[[ DATA TO PROCESS open ]]

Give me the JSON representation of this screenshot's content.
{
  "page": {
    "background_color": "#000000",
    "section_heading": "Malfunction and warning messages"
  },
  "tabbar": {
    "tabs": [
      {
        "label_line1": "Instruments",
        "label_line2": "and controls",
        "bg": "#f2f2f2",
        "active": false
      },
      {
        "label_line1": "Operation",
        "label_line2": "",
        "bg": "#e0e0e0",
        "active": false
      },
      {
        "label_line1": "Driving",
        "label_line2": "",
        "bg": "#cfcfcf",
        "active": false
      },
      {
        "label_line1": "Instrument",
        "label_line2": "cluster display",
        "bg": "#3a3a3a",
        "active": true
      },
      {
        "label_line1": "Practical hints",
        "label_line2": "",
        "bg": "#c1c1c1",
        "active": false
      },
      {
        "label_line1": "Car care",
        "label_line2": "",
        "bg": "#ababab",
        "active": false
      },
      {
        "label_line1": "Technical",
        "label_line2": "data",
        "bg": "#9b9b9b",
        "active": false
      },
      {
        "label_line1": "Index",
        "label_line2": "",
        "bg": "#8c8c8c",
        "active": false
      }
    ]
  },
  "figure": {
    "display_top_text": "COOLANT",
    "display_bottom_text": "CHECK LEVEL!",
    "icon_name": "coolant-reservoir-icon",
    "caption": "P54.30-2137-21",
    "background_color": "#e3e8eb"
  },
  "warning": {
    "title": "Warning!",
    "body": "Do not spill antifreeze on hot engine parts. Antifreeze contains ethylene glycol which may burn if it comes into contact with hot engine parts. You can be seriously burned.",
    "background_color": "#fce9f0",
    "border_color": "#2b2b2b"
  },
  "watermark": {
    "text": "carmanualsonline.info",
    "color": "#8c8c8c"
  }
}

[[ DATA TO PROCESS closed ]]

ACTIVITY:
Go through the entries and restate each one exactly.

TASK ANSWER:
Give me the JSON representation of this screenshot's content.
{
  "page": {
    "background_color": "#000000",
    "section_heading": "Malfunction and warning messages"
  },
  "tabbar": {
    "tabs": [
      {
        "label_line1": "Instruments",
        "label_line2": "and controls",
        "bg": "#f2f2f2",
        "active": false
      },
      {
        "label_line1": "Operation",
        "label_line2": "",
        "bg": "#e0e0e0",
        "active": false
      },
      {
        "label_line1": "Driving",
        "label_line2": "",
        "bg": "#cfcfcf",
        "active": false
      },
      {
        "label_line1": "Instrument",
        "label_line2": "cluster display",
        "bg": "#3a3a3a",
        "active": true
      },
      {
        "label_line1": "Practical hints",
        "label_line2": "",
        "bg": "#c1c1c1",
        "active": false
      },
      {
        "label_line1": "Car care",
        "label_line2": "",
        "bg": "#ababab",
        "active": false
      },
      {
        "label_line1": "Technical",
        "label_line2": "data",
        "bg": "#9b9b9b",
        "active": false
      },
      {
        "label_line1": "Index",
        "label_line2": "",
        "bg": "#8c8c8c",
        "active": false
      }
    ]
  },
  "figure": {
    "display_top_text": "COOLANT",
    "display_bottom_text": "CHECK LEVEL!",
    "icon_name": "coolant-reservoir-icon",
    "caption": "P54.30-2137-21",
    "background_color": "#e3e8eb"
  },
  "warning": {
    "title": "Warning!",
    "body": "Do not spill antifreeze on hot engine parts. Antifreeze contains ethylene glycol which may burn if it comes into contact with hot engine parts. You can be seriously burned.",
    "background_color": "#fce9f0",
    "border_color": "#2b2b2b"
  },
  "watermark": {
    "text": "carmanualsonline.info",
    "color": "#8c8c8c"
  }
}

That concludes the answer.